● Description of the task
Could you filter the records below and keep only the lines with the word "gradient"?

● Given data

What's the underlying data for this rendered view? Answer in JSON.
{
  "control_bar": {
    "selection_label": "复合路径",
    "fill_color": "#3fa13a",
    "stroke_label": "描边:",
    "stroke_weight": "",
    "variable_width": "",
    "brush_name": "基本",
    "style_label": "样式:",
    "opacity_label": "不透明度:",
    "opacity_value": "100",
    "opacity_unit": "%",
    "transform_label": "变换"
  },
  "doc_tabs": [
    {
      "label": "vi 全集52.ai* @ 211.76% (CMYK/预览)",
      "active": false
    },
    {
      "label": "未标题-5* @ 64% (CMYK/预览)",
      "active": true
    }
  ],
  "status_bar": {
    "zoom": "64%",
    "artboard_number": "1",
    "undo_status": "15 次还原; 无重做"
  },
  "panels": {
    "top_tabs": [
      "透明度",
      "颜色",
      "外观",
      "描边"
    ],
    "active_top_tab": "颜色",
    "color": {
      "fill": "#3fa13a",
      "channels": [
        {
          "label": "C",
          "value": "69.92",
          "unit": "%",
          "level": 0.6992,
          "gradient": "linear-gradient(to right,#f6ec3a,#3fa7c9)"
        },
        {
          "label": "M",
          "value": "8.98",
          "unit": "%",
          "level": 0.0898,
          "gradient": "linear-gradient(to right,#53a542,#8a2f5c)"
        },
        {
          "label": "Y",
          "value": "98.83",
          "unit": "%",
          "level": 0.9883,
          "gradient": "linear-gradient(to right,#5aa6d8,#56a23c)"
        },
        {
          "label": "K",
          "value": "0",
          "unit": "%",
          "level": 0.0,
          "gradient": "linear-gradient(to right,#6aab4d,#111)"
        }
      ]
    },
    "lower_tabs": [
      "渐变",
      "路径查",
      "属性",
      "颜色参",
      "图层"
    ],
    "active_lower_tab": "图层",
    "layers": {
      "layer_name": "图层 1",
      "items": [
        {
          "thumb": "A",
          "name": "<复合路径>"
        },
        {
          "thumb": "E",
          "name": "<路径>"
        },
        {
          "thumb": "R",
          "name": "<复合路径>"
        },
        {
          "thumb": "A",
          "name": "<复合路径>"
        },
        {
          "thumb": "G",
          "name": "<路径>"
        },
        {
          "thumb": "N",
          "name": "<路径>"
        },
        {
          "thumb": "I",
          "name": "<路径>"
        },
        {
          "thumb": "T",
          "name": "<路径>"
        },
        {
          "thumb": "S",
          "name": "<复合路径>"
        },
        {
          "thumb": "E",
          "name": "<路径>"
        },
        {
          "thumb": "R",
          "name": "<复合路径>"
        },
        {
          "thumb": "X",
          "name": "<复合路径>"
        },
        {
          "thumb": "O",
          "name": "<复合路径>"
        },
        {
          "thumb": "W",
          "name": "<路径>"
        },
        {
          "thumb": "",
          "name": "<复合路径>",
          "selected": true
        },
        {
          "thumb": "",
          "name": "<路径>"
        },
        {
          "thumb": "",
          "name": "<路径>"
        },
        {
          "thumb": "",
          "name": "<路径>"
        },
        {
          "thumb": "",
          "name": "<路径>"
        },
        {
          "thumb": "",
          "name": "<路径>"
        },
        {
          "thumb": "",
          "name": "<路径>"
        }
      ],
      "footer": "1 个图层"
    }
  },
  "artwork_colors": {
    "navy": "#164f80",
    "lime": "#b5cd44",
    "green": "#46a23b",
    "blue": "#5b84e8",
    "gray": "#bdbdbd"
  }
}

● Result of this exercise
          "gradient": "linear-gradient(to right,#f6ec3a,#3fa7c9)"
          "gradient": "linear-gradient(to right,#53a542,#8a2f5c)"
          "gradient": "linear-gradient(to right,#5aa6d8,#56a23c)"
          "gradient": "linear-gradient(to right,#6aab4d,#111)"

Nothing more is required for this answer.